His former associates at the bar called him unsociable and morose. But two of his fellow-pupils under Libanius joined him in his ascetic life, Maximus (afterwards bishop of Seleucia), and Theodore of Mopsuestia. They studied the Scriptures under the direction of Diodorus (afterwards bishop of Tarsus), the founder of the Antiochian school of theology, of which Chrysostom and Theodore became the chief ornaments.

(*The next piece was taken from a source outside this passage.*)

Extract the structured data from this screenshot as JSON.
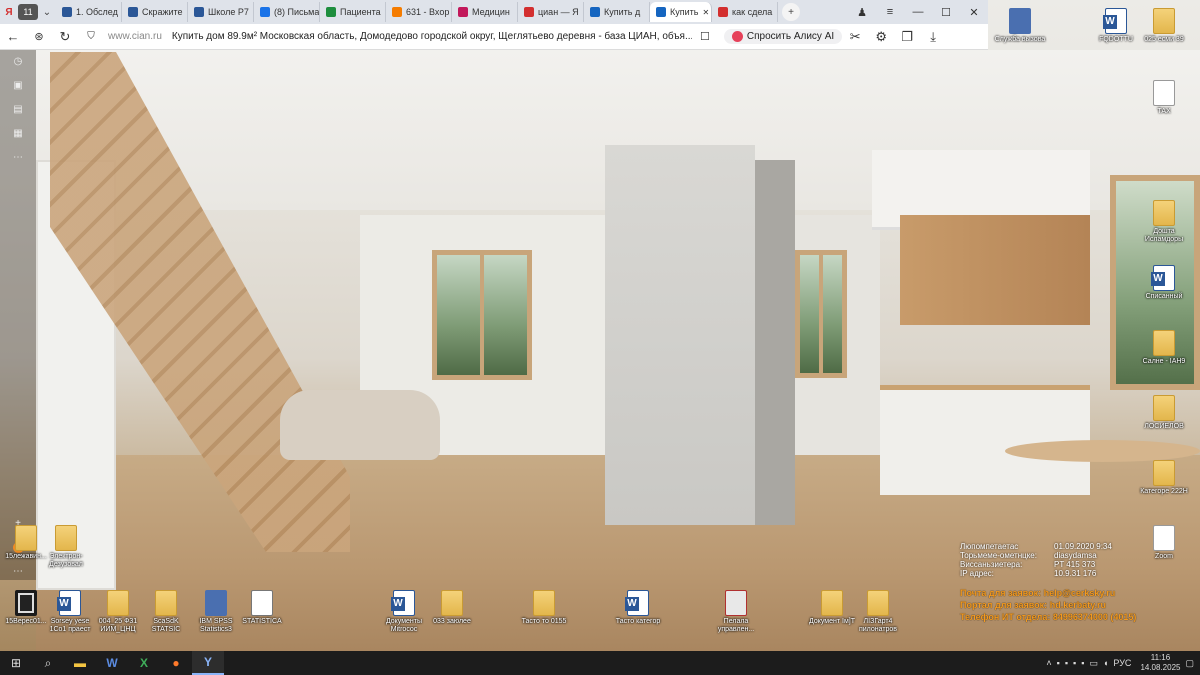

Theodore was warmly attached to a young lady named Hermione, and resolved to marry and to leave the ascetic brotherhood. This gave rise to the earliest treatise of Chrysostom—namely, an exhortation to Theodore, in two letters. He plied all his oratorical arts of sad sympathy, tender entreaty, bitter reproach, and terrible warning, to reclaim his friend to what he thought the surest and safest way to heaven. To sin, he says, is human, but to persist in sin is devilish; to fall is not ruinous to the soul, but to remain on the ground is. The appeal had its desired effect; Theodore resumed his monastic life and became afterwards bishop of Mopsuestia in Cilicia and one of the first biblical scholars. The arguments which Chrysostom used, would condemn all who broke their monastic vows. They retain moral force only if we substitute apostasy from faith for apostasy from monasticism, which must be regarded as a temporary and abnormal or exceptional form of Christian life.
Chapter IV.—Chrysostom Evades Election to a Bishopric, and Writes His Work on the Priesthood.
About this time several bishoprics were vacant in Syria, and frequent depositions took place with the changing fortunes of orthodoxy and Arianism, and the interference of the court. The attention of the clergy and the people turned to Chrysostom and his friend Basil as suitable candidates for the episcopal office, although they had not the canonical age of thirty. Chrysostom shrunk from the responsibilities and avoided an election by a pious fraud. He apparently assented to an agreement with Basil that both should either accept, or resist the burden of the episcopate, but instead of that he concealed himself and put forward his friend whom he accounted much more worthy of the honor. Basil, under the impression that Chrysostom had already been consecrated, reluctantly submitted to the election. When he discovered the cheat, he upbraided his friend with the breach of compact, but Chrysostom laughed and rejoiced at the success of his plot. This conduct, which every sound Christian conscience must condemn, caused no offense among the Christians of that age, still less among the heathen, and was regarded as good management or “economy.” The moral character of the deception was supposed to depend altogether on the motive, which made it good or bad. Chrysostom appealed in justification of laudable deception to the stratagems of war, the conduct of physicians in dealing with refractory patients, to several examples of the Old Testament (Abraham, Jacob, David), and to the conduct of the Apostle Paul in circumcising Timothy for the sake of the Jews (Acts xvi. 3) and in observing the ceremonial law in Jerusalem at the advice of James (Acts xxi. 26).